The first commercial valentines were manufactured by the Norcross Card Company in the early 1900’s. Today Valentine cards are more popular than any other cards except those given at Christmas.

Judy Harris Cunningham of Vinton has a treasured Valentine made in Germany which her father, William Henry Harris, presented to her mother, Katie Alice Stanley, in 1924. They were married in December of 1925.

William Harris sent this Valentine to Alice Stanley in 1924.
William Harris sent this Valentine to Alice Stanley in 1924.

The vintage Valentine presented by William Harris to his Alice is very extravagant and exquisite in detail. Cunningham believes it was purchased in Roanoke, but isn’t sure where. She also has a long-ago Christmas card which her mother gave to her “sweetheart.”

Alice Stanley sent this Christmas card to her "sweetheart."
Alice Stanley sent this Christmas card to her “sweetheart.”

Harris was born in Appomattox on August 19, 1902, on the Civil War battlegrounds—the youngest of eight children. He came to Roanoke with his brother Joel around 1920 from Appomattox when contractors were building many houses in Roanoke.  William went on to open a meat market in southeast Roanoke.

Alice Stanley was born on May 17, 1903 in Bedford. She came to Roanoke with two of her sisters to work at the Viscose plant in southeast Roanoke.

According to Cunningham, her mother had always wanted to be a nurse, but being the oldest of 14 children she couldn’t afford to go to school.  However, she did a lot of nursing taking care of family members.

“When she was in the nursing home, she was always trying to do for other patients so we would say she was fulfilling her nursing desires,” said Cunningham. “She would have made a wonderful RN – patient, compassionate, and a hard worker.”

Alice and her future husband met at Belmont Baptist Church and dated for quite a while before they married at Virginia Heights Baptist Church in Roanoke on December 9, 1925. They had two children—Judy and her sister Willardeen Harris Hendricks. Her parents eventually settled in Vinton, where Harris opened the Harris and Huddleston Supermarket on Pollard Street in 1940.

William and Alice Harris are shown on their wedding day in 1925.
William and Alice Harris are shown on their wedding day in 1925.

William Harris was active in church, serving on many committees and became a Lifetime deacon at Vinton Baptist Church. He was a charter member of the Vinton Lions Club. He also organized and served as the first president of Vinton Chamber of Commerce.

Alice was active in Vinton Garden Club. Flowers of all kinds – indoor and outdoor–were a big part of her life.
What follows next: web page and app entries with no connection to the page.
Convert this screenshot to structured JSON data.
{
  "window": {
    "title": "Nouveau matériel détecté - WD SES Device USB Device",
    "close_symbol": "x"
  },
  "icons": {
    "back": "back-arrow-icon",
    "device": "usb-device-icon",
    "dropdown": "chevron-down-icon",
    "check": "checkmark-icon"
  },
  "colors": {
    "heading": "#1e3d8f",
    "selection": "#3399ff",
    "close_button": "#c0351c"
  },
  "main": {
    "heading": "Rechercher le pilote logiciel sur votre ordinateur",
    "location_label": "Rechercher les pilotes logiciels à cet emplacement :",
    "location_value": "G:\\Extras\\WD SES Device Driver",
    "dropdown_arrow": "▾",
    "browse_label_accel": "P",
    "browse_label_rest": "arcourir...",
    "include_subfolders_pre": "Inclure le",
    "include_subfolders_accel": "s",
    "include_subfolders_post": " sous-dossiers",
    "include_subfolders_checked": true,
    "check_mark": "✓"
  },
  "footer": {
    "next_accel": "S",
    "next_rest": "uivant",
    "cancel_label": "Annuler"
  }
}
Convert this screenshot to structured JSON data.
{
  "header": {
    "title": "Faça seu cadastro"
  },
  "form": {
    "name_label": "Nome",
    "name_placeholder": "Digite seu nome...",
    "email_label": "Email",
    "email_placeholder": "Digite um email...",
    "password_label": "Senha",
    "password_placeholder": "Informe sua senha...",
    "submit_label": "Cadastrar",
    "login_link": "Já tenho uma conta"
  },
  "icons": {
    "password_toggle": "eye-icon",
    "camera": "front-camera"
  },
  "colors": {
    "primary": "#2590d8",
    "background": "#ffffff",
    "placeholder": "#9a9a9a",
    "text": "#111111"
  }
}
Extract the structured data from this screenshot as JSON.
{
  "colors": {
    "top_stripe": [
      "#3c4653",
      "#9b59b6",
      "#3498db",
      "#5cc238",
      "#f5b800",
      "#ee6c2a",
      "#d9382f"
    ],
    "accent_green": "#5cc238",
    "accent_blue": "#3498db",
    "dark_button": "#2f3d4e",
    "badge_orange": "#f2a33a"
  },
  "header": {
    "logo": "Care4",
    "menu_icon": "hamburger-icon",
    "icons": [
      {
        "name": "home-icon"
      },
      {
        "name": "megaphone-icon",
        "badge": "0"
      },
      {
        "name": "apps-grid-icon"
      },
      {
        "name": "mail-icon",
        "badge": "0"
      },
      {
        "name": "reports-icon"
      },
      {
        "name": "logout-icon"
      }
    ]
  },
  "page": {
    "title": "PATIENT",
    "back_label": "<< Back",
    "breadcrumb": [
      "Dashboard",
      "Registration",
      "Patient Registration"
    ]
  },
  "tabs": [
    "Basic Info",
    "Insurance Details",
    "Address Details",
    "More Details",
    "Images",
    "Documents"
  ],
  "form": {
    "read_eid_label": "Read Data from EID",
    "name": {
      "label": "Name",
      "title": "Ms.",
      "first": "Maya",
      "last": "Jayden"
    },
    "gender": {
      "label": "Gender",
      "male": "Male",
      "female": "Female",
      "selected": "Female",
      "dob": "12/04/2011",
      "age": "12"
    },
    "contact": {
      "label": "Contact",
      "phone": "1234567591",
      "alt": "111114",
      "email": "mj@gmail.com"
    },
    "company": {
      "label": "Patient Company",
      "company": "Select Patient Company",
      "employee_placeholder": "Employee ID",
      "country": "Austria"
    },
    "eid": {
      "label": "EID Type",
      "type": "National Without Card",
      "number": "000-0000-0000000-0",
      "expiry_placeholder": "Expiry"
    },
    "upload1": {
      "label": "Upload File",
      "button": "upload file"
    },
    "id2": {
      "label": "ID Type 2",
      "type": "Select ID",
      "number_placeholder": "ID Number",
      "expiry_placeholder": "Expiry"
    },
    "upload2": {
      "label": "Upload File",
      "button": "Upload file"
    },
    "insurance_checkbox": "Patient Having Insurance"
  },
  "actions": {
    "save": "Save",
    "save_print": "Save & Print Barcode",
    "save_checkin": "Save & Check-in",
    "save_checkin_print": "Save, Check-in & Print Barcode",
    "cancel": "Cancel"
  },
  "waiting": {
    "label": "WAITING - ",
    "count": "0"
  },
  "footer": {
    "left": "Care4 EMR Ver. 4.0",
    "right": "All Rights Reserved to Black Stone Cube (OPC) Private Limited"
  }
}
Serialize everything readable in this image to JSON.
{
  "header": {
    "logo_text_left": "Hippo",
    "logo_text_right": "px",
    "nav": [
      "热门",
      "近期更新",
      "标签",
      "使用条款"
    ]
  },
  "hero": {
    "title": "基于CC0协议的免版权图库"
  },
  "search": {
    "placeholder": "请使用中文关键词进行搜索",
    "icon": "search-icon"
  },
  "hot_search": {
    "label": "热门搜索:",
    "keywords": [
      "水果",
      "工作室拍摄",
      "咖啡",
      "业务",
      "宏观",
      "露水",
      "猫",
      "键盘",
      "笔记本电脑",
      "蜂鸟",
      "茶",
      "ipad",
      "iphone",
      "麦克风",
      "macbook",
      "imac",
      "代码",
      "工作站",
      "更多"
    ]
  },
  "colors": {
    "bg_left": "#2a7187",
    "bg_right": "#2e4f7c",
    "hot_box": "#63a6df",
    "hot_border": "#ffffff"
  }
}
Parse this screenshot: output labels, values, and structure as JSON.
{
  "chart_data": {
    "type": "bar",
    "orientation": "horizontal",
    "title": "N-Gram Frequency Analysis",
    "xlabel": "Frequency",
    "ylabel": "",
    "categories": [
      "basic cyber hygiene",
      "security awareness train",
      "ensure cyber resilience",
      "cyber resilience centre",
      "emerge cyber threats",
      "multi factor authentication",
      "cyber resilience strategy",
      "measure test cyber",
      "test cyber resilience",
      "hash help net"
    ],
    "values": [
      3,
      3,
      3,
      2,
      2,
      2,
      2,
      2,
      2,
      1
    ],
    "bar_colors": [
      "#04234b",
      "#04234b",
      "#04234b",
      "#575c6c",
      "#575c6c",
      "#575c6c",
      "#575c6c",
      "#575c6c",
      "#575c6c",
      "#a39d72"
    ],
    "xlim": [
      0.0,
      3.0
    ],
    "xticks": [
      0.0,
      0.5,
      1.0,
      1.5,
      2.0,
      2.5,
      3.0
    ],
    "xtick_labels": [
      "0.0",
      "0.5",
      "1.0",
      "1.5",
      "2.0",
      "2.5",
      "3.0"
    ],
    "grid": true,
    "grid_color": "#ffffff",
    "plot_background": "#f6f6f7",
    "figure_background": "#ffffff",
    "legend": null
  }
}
There was hardly a Sunday year-round that she didn’t take some kind of live flower to church for the children to see and then to give away.

She often furnished the flowers for the sanctuary on Sunday morning and always furnished flowers for the William Byrd High school graduation when it was held at the school.

She was quite a homemaker preparing home cooked meals, sewing, cleaning, and so on.  Cunningham said that her mother had to do most everything around the house as her father was always working.

William passed away on April 18, 1977. Alice died on November 23, 1991.

William and Alice Stanley were on their way to a banquet in 1961 when this photograph was taken.
William and Alice Stanley were on their way to a banquet in 1961 when this photograph was taken.